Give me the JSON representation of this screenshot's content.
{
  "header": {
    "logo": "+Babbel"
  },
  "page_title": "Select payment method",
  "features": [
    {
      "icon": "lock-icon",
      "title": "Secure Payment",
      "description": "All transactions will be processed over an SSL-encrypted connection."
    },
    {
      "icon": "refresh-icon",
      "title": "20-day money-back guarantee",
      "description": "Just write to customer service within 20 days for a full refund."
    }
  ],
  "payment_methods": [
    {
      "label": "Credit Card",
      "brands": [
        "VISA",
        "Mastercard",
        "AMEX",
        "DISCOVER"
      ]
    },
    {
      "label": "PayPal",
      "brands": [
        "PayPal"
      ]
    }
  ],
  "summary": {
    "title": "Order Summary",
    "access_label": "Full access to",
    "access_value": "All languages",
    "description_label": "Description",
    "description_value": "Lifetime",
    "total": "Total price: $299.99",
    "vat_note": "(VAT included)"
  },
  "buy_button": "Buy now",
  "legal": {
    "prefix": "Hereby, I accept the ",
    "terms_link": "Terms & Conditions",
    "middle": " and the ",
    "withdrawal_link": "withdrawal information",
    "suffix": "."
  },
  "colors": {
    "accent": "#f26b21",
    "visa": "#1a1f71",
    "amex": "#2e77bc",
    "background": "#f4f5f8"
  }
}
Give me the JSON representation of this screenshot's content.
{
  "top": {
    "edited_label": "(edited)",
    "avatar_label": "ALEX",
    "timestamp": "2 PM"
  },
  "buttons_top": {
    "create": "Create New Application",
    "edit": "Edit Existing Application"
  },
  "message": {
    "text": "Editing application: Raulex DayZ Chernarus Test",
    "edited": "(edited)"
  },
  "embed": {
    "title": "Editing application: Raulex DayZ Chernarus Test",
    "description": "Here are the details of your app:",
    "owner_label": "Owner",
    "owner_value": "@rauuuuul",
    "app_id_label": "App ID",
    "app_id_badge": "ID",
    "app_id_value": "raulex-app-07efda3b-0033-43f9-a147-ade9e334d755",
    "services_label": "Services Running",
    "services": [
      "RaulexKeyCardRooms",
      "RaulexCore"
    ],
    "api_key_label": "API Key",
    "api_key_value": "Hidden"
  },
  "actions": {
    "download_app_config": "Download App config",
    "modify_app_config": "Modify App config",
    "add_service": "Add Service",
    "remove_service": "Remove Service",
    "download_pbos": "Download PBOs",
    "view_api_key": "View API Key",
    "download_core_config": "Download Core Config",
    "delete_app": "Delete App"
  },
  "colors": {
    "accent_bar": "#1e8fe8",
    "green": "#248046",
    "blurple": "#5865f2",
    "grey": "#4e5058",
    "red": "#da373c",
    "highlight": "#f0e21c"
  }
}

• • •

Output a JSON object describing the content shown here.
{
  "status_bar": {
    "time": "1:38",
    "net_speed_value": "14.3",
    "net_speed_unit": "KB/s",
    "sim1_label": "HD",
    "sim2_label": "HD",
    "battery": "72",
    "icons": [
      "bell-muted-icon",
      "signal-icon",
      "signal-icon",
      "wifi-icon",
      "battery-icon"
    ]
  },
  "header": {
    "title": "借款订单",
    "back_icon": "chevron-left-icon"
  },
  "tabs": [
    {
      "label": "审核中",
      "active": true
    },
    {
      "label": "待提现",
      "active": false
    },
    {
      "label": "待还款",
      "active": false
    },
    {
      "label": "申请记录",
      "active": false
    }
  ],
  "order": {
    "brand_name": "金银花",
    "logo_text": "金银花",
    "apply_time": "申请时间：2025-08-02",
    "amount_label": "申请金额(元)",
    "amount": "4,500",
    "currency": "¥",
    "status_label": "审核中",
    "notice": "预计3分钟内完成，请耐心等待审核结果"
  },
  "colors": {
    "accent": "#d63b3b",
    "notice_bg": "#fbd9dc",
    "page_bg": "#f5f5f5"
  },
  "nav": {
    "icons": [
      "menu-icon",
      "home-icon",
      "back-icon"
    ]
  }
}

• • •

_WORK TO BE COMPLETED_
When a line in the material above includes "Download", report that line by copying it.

_SOLUTION_
    "download_app_config": "Download App config",
    "download_pbos": "Download PBOs",
    "download_core_config": "Download Core Config",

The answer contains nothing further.